Let's look at the U.S., second only to China in terms of total coal consumption. In 2007, the U.S. used about 1.1 billion tons of coal. That’s the energy equivalent of about 4.2 billion barrels of oil per year or about 11.5 million barrels of oil per day. Here’s the key comparison: America’s daily coal ration contains more energy than Saudi Arabia’s daily oil production.

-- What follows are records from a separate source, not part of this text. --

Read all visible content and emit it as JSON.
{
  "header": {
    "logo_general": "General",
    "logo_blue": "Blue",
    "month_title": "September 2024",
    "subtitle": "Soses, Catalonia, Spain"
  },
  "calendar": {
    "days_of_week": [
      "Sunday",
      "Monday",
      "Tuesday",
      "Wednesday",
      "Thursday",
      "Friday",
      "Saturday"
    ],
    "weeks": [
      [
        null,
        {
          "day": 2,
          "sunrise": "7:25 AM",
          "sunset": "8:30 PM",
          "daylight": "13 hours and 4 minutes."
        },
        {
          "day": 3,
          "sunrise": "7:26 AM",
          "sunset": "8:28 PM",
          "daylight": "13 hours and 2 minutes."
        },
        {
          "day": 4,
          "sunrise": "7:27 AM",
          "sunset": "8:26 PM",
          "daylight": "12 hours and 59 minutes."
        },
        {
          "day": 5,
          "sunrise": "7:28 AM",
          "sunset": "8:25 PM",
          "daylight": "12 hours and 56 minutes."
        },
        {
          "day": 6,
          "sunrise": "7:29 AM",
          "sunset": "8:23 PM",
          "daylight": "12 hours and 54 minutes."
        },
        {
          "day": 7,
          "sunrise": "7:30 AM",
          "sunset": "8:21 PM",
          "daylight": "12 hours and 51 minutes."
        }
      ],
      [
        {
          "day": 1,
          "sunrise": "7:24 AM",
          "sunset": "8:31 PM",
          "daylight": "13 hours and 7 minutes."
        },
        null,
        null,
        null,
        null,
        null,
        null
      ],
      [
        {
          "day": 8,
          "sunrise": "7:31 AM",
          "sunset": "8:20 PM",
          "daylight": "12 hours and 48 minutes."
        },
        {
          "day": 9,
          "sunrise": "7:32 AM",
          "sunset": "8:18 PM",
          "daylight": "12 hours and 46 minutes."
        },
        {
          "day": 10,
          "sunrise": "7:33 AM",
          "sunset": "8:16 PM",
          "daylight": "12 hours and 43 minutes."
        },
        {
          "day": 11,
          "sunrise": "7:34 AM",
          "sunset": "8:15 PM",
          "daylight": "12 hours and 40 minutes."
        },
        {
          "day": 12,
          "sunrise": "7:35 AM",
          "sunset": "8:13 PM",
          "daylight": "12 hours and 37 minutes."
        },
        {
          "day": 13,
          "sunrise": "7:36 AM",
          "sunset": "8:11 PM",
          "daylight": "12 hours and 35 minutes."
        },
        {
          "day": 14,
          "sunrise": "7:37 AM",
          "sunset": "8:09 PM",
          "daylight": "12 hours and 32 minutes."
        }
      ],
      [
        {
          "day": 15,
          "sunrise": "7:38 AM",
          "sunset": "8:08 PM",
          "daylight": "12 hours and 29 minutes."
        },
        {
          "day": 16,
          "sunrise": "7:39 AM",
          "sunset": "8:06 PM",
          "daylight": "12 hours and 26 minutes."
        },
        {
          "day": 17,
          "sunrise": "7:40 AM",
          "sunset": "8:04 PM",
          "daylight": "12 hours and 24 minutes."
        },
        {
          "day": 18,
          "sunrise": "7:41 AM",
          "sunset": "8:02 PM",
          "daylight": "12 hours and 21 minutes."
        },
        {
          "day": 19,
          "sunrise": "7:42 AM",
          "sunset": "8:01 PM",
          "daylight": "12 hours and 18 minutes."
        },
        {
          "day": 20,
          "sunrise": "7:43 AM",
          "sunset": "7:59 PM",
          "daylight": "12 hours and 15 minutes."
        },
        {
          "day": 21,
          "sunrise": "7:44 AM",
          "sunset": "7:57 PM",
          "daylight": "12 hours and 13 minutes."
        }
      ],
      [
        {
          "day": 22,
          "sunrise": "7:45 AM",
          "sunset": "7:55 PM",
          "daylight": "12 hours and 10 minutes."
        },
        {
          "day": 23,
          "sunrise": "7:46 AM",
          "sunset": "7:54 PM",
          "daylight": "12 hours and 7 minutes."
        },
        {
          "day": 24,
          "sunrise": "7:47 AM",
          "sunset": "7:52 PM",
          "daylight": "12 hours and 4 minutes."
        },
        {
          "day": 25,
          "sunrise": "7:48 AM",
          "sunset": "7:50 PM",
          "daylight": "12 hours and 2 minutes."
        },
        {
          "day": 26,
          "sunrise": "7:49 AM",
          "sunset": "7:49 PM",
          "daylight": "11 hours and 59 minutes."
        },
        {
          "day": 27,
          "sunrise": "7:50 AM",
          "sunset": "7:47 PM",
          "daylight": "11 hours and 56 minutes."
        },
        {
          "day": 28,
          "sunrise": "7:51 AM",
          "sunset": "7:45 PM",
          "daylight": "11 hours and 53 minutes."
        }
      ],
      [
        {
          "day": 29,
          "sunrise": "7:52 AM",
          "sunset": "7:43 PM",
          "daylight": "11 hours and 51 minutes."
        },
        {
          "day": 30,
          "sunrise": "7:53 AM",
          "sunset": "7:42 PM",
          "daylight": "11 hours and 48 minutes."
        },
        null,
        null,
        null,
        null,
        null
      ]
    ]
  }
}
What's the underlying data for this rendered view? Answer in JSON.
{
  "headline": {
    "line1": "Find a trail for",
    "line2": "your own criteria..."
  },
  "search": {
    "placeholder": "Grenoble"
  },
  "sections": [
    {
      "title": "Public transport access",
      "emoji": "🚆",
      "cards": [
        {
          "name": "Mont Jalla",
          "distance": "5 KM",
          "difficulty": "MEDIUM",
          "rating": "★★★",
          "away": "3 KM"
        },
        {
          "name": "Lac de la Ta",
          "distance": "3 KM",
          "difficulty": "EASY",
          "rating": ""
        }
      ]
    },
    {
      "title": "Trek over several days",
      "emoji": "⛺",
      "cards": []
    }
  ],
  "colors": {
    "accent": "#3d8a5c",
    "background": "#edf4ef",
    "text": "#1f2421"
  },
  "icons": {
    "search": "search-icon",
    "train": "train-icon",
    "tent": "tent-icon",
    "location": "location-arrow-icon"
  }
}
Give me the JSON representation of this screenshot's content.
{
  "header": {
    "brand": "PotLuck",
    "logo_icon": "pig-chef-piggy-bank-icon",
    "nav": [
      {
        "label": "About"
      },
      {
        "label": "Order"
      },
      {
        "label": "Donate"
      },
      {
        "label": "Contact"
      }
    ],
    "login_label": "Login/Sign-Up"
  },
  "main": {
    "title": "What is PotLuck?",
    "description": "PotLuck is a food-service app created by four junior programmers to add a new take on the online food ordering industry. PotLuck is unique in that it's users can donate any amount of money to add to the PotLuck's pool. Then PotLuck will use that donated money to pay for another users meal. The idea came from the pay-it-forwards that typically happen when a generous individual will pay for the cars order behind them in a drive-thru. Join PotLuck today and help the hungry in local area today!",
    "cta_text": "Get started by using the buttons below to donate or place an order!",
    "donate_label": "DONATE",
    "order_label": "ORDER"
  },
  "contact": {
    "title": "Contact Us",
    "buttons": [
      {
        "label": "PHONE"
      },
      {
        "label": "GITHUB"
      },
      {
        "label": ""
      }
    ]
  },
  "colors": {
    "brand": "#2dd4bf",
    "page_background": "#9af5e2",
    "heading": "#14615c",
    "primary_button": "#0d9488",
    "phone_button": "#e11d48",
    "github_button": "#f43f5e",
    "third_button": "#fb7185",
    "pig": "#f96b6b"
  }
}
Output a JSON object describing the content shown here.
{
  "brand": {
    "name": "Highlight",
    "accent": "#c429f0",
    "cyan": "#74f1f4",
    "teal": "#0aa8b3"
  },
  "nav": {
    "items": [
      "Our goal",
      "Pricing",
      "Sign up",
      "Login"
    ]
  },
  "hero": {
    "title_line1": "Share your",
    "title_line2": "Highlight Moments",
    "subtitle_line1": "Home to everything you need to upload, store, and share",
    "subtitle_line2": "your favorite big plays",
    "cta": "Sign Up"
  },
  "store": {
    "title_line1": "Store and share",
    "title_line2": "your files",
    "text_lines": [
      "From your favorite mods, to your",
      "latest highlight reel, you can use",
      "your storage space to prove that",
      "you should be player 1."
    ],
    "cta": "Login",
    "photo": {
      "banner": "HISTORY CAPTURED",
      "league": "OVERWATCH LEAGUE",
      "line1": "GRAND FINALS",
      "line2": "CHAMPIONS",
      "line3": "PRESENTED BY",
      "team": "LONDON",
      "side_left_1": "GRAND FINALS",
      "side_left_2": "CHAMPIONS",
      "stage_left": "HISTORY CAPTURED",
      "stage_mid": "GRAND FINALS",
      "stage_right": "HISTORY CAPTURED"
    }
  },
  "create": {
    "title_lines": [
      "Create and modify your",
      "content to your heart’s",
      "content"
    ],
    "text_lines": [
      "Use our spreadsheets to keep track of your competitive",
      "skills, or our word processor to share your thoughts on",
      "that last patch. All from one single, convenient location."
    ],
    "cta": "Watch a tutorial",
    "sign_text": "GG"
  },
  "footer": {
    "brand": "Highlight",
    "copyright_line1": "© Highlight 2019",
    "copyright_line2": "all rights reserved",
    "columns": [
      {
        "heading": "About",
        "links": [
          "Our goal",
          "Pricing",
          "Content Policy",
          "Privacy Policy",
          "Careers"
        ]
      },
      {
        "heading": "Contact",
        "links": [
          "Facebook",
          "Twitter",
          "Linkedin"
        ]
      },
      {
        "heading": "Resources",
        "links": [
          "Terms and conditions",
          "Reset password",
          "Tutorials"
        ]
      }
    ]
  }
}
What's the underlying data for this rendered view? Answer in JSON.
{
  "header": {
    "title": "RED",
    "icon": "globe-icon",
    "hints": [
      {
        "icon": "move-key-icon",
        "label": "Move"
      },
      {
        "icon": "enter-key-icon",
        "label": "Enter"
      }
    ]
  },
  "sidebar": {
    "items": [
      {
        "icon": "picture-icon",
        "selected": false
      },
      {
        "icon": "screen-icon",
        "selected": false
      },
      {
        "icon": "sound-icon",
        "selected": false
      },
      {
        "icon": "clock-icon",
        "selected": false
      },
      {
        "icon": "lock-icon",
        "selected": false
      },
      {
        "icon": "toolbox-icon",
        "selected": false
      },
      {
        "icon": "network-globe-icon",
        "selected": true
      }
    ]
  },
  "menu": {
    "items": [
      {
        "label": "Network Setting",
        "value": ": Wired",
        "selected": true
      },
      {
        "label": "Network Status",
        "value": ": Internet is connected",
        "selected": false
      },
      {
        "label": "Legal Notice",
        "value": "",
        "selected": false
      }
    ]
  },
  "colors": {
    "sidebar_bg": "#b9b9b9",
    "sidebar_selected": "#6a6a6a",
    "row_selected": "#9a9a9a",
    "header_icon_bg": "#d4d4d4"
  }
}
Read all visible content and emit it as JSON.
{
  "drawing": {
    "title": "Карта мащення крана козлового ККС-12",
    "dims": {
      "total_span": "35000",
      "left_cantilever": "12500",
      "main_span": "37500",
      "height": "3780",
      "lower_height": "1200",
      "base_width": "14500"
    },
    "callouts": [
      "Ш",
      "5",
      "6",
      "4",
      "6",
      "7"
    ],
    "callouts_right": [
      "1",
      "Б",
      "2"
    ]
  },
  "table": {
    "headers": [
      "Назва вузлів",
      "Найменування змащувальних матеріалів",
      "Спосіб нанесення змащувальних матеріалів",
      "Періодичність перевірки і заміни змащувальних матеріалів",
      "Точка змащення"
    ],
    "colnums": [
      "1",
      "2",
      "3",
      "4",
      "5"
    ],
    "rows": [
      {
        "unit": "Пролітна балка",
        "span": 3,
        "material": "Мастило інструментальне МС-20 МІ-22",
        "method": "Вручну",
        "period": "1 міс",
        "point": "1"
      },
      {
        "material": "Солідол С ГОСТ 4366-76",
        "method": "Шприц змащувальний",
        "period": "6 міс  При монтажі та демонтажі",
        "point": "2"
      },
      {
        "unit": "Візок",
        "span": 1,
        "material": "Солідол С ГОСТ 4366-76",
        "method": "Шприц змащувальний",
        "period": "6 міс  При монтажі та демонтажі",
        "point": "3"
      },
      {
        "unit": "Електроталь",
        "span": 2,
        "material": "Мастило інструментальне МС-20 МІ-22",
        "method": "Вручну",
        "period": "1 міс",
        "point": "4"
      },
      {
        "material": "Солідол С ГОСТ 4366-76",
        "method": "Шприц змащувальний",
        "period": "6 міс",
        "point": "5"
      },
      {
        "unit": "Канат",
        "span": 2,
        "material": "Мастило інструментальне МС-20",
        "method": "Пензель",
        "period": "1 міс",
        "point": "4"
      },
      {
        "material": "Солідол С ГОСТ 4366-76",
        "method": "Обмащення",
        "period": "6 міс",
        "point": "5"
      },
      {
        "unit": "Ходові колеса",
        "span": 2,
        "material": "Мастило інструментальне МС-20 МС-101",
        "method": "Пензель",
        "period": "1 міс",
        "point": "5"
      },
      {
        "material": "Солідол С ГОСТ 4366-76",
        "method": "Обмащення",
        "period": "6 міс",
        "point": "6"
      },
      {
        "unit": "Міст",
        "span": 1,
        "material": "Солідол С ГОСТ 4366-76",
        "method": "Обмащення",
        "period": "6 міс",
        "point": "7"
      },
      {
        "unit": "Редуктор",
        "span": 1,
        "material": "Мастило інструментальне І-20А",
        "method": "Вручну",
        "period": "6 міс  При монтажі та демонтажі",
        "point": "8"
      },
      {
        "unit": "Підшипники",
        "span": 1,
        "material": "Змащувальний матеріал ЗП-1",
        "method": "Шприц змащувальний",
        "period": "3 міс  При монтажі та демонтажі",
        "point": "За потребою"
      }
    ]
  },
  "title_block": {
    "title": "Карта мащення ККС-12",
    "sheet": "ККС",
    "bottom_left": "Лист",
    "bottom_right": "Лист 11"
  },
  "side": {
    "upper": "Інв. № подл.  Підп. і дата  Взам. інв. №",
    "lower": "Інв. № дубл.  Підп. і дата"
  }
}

Indeed, the scale of U.S. coal consumption boggles the mind. In 2007, the amount of energy America used in the form of coal exceeded the total energy consumption — from all sources, coal, oil, natural gas, and nuclear — of all of the countries of Central and South America combined. Just as important as the scale of America’s coal consumption is this fact: U.S. coal use has increased faster in recent decades than has oil or natural gas consumption. Between 1973 and 2007, U.S. coal consumption jumped by 75.5 percent. During that same time period, U.S. oil consumption increased by only 15.2 percent and natural gas consumption increased by just 5 percent.
Here’s another comparison: On a daily basis, global coal consumption is equivalent to about 63.8 million barrels of oil. Thus, replacing the world’s coal habit with something else will require finding an energy source (or sources) that can supplant the equivalent of six new Saudi Arabias. Or consider China. On an average day, its coal use is the energy equivalent of 26.3 million barrels of oil, or about two and a half Saudi Arabias.
By any measure, those are daunting numbers. U.S. and global policymakers may not like coal, but given the enormous scale of the coal business, it’s obvious that the U.S. and the rest of the world will be relying on the black fuel for many years to come."
So what will we have left if coal use is curtailed? Unfortunately, only nuclear energy can begin to duplicate those mammoth energy numbers. Not solar, not wind or wave, geothermal and certainly not our dwindling supply of petroleum and natural gas. And then if everybody switches to nukes, in only a few decades the usable uranium will be gone, and that will leave only deadly plutonium. What a dangerous future for our grandchildren that promises to be!
In the current frenzy to shut down coal burning, the details of exactly how we will keep the lights on is basically ignored. And where in the anti-coal movement is there a valid comparison of smokestack to tailpipe? Few serious students of the energy crisis believe that we will still have 150 million cars on the road in ten or twenty years. Most experts say that it can't happen, that not enough usable, portable fuel remains.
With the cars gone, will it make much difference to the environment if we have a few thousand smokestacks in this vast country compared to millions of tailpipes? Before the switch to natural gas after WWII, Dr. Allen W. Hatheway estimated that 52,000 plants manufacturing coal gas existed in the United States. Every small town and city made gas for their own use or to sell. That is in addition to countless factories, locomotives and home furnaces in use at the time. Now that's a lot of chimneys.
So don't be too quick to shut down the old smoke belcher or prevent new ones coming on board or we may end up shivering in the cold, but clean, air of a new dark age fifty years from now.